Among the lines below, return each one that contains the word "image".

□ □ □ □

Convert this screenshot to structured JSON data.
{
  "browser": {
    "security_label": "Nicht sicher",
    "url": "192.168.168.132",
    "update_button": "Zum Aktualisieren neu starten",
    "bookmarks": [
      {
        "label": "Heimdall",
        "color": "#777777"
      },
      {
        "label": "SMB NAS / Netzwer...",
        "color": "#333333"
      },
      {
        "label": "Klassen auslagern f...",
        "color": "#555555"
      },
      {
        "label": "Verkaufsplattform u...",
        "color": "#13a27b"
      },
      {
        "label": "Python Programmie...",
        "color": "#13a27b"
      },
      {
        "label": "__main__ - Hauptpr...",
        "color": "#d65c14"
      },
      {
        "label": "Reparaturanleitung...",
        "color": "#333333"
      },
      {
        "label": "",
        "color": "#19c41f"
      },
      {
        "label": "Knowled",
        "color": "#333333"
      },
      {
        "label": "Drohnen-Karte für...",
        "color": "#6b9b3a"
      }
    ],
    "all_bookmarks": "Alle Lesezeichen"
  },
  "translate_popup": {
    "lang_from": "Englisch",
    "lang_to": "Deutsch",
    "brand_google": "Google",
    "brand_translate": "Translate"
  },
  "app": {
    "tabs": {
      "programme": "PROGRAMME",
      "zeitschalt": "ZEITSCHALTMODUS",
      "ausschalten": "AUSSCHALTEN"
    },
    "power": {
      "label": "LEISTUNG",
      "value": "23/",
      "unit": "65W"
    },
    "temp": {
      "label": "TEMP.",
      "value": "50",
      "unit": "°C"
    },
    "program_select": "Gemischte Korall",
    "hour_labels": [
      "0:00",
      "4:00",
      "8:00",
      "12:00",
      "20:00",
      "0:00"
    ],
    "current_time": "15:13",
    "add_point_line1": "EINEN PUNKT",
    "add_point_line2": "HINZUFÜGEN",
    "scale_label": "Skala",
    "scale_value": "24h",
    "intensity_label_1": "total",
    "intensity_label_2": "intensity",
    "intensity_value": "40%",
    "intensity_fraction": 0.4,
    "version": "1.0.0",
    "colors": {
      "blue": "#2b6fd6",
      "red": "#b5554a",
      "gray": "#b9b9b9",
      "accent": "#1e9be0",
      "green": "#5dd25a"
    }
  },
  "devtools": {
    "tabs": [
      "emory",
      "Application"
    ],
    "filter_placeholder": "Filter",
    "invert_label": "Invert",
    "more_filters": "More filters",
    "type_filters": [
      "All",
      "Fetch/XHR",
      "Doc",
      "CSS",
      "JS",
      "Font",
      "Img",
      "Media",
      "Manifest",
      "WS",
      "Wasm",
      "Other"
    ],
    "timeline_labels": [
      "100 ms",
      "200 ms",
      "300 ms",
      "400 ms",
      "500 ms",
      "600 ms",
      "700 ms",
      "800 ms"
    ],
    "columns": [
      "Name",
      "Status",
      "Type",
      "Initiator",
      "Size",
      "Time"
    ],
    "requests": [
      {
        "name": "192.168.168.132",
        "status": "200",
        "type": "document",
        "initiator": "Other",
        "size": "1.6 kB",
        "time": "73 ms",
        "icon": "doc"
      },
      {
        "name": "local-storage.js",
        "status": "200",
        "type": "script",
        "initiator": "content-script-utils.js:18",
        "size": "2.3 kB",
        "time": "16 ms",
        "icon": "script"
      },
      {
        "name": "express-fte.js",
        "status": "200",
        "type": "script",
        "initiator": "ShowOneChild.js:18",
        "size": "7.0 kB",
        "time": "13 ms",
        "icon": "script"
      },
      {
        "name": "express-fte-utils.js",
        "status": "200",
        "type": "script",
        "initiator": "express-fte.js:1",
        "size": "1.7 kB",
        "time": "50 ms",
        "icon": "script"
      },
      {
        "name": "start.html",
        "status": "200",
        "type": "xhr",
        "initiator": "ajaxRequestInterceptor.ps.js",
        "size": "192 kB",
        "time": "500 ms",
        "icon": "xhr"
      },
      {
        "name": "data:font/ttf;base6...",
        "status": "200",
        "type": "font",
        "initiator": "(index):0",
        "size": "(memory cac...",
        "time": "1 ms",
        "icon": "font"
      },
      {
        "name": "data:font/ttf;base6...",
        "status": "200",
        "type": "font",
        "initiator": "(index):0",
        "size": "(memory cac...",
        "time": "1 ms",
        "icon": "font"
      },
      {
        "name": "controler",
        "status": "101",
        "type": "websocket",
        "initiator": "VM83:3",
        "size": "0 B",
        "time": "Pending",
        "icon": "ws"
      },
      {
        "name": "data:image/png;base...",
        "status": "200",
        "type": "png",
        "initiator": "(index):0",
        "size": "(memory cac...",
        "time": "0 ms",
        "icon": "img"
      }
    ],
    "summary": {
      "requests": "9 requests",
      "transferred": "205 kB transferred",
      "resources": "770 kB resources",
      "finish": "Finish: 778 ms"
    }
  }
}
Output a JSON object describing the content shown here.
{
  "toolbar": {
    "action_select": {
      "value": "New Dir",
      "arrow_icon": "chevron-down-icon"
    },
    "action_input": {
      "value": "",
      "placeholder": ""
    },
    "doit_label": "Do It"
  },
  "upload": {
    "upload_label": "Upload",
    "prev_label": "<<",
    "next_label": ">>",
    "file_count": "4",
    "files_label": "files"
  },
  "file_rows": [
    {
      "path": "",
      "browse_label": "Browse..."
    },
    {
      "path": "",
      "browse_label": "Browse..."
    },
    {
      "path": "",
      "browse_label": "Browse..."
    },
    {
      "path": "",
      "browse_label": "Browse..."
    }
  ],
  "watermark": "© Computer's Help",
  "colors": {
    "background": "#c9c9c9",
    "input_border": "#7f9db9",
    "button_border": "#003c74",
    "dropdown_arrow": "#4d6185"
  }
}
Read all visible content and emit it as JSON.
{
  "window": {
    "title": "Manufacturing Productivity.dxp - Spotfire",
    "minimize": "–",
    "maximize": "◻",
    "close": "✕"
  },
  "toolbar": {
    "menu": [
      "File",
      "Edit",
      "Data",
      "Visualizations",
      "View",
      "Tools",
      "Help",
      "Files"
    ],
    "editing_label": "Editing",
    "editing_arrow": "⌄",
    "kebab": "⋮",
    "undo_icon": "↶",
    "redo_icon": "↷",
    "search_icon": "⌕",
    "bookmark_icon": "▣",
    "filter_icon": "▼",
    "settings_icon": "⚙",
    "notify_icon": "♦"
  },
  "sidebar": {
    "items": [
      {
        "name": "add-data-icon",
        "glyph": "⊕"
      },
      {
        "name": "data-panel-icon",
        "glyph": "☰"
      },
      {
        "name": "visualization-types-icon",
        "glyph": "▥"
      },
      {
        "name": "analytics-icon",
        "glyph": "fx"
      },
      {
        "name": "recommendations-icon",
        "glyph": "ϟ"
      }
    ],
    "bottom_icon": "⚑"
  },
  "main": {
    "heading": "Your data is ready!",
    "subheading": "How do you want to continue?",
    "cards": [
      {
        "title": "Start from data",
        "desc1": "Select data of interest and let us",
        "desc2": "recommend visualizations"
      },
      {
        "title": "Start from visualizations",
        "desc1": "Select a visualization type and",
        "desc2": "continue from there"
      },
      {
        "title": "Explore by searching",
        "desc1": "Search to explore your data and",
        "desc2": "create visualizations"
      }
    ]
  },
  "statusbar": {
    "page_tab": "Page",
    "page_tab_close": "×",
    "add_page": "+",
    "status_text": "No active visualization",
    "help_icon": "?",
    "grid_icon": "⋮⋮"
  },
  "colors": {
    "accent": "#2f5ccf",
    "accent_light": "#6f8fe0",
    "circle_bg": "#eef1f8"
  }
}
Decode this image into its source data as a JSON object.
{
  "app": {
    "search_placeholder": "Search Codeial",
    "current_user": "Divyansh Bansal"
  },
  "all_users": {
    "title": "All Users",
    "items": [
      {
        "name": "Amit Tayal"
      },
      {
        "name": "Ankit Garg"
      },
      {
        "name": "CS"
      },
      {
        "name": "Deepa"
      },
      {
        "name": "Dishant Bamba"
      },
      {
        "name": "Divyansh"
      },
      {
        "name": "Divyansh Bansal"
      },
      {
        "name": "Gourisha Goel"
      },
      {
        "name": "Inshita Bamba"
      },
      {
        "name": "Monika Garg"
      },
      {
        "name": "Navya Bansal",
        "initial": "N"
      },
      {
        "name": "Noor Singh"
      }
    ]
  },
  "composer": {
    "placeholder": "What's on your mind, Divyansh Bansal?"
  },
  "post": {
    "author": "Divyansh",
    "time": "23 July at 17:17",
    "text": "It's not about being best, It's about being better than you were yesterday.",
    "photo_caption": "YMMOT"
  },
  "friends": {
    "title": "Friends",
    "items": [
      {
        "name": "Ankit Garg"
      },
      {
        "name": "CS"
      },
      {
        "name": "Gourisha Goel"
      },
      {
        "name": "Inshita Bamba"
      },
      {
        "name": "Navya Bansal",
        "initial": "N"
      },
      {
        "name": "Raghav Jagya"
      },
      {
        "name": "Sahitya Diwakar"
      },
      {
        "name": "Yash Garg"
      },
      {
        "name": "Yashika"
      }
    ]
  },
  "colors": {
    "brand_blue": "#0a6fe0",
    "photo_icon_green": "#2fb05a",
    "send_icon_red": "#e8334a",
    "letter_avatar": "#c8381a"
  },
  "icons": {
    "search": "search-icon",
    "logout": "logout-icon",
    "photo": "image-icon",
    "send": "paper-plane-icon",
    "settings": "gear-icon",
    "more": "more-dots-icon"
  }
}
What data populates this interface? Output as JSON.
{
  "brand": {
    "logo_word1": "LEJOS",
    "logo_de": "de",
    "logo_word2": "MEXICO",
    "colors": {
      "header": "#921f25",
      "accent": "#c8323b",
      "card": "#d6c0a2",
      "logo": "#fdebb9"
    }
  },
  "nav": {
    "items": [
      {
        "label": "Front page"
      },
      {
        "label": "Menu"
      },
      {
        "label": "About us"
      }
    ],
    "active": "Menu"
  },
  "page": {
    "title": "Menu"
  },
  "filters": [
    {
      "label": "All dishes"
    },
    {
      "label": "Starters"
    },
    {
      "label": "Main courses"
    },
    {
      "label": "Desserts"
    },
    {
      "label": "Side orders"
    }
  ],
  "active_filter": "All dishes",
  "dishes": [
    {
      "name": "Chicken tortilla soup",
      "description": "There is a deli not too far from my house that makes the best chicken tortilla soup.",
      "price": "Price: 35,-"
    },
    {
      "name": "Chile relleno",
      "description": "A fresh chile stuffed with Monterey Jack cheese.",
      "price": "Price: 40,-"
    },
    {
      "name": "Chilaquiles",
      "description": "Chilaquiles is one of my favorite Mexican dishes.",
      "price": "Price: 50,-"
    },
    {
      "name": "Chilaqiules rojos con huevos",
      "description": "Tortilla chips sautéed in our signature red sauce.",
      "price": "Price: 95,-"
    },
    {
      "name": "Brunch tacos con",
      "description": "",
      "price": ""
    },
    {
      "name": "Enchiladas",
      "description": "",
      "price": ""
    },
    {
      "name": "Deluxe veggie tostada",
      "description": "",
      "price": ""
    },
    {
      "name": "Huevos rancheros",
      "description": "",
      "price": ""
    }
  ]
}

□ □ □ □

» Written answer:
        "name": "data:image/png;base...",
Decode this image into its source data as a JSON object.
    "photo": "image-icon",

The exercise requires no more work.